Sitting, waiting, hoping. Students at Turlock High drummed their fingers on desktops and watched the blank overhead projector in their United States history class hoping the Internet would work. “We are just waiting for the president to come on,” said U.S. history teacher Mark de la Motte, assuring his students. Two minutes later, the President appeared on the screen and a sigh of relief escaped the students.
President Barack Obama gave a speech at 9 a.m. Tuesday for students all over the nation to promote motivation, responsibility and staying in school.
The public high school graduation rate is currently at 68 percent in the nation, according to a study by the Urban Institute. Which means 32 percent of high school students are not graduating.
Obama’s speech touched on working hard for success, staying motivated through difficult times and not giving up on oneself or the country. His speech was about 20 minutes long.
“It helps me get through the day knowing he cares about us,” said junior Tristan Jordan. “He isn’t just worried about the bigger stuff like the economy right now, he is also worried about the smaller things like us, the younger generation.”
After his speech, Motte’s history class was silent. Motte opened up the class for discussion and many students expressed their support for Obama’s message.
“Did his message make sense?” Motte asked. “Have you heard this speech before from your parents, grandparents, coaches, teachers, etc.?”
Most students nodded their head in agreement.
“He has a point,” said junior Freddy Mercado. “You shouldn’t give up on yourself and you should always strive to be the best.”
Most students understood Obama’s message and agreed with him.
“People tend to take things for granted, especially education,” said junior Ashley Corgiat.
Other students felt like they could personally relate to the president and his situation.
“I usually don’t like figures of authority, but Obama went through some tough times and now he is making something of himself. That shows me that anything is possible,” said junior Diamond Linan.
Linan said she felt inspired after hearing his speech and said she wished she was at Wakefield High School to see Obama give his speech in person.
Obama’s speech made junior Alexandria Valdez want to try harder in school because she could relate to him, she said.
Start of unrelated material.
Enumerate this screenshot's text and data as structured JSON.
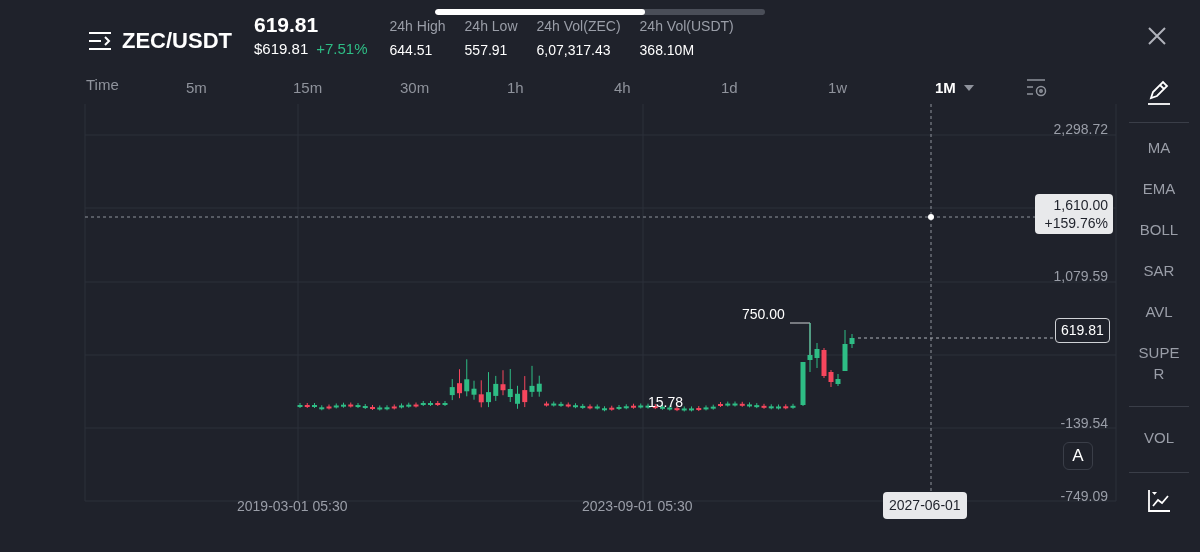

Other students were inspired as well.
“It makes me feel important that he talked to us,” Jordan said.
She said it was great to show the speech during class time because it forced people who usually don’t care to hear what the president had to say. “Those people that don’t care about school are the people that needed to hear his inspiring words the most,” Jordan said. “They need to know that he cares about them too.”
All of Turlock High School’s students watched the president give his speech, said Dana Salles Trevethan, principal of Turlock High school. Students watched the speech in ninth grade English, 10th grade world history, 11th grade U.S. history or 12th grade economy and government. Students who did not want to watch the president give his speech were excused to the library during the speech.
Most local schools opted to show the president’s speech, although a few decided against it. Pitman High, Turlock Journal High and all Denair Unified School District campuses left the decision to show the speech up to individual teachers. Dutcher Middle School and Chatom Union School District administrators decided not the show the speech.
Chatom administration did receive complaints about not giving the students the opportunity to watch Obama’s speech.
“Our response to that was that we want to teach students to read and write
and we want to keep our eye on that ball,” said Jack Mayer, CUSD superintendent.
Due to the controversy surrounding the lesson plans released by the White House to accompany Obama’s speech, Turlock High decided to only show the speech then open it up for discussion afterward, said Trevethan.
“It was more about an observation and reflection activity. The school wanted to be neutral,” Trevethan said.
Motte said the message was more important than any lesson plan. If the message can push kids to do the right thing then it is worth it, he said.
“Everyone needs to be pushed in the right direction and that was Obama’s push today,” Linan said.
To contact Maegan Martens, e-mail firstname.lastname@example.org or call 634-9141 ext. 2015.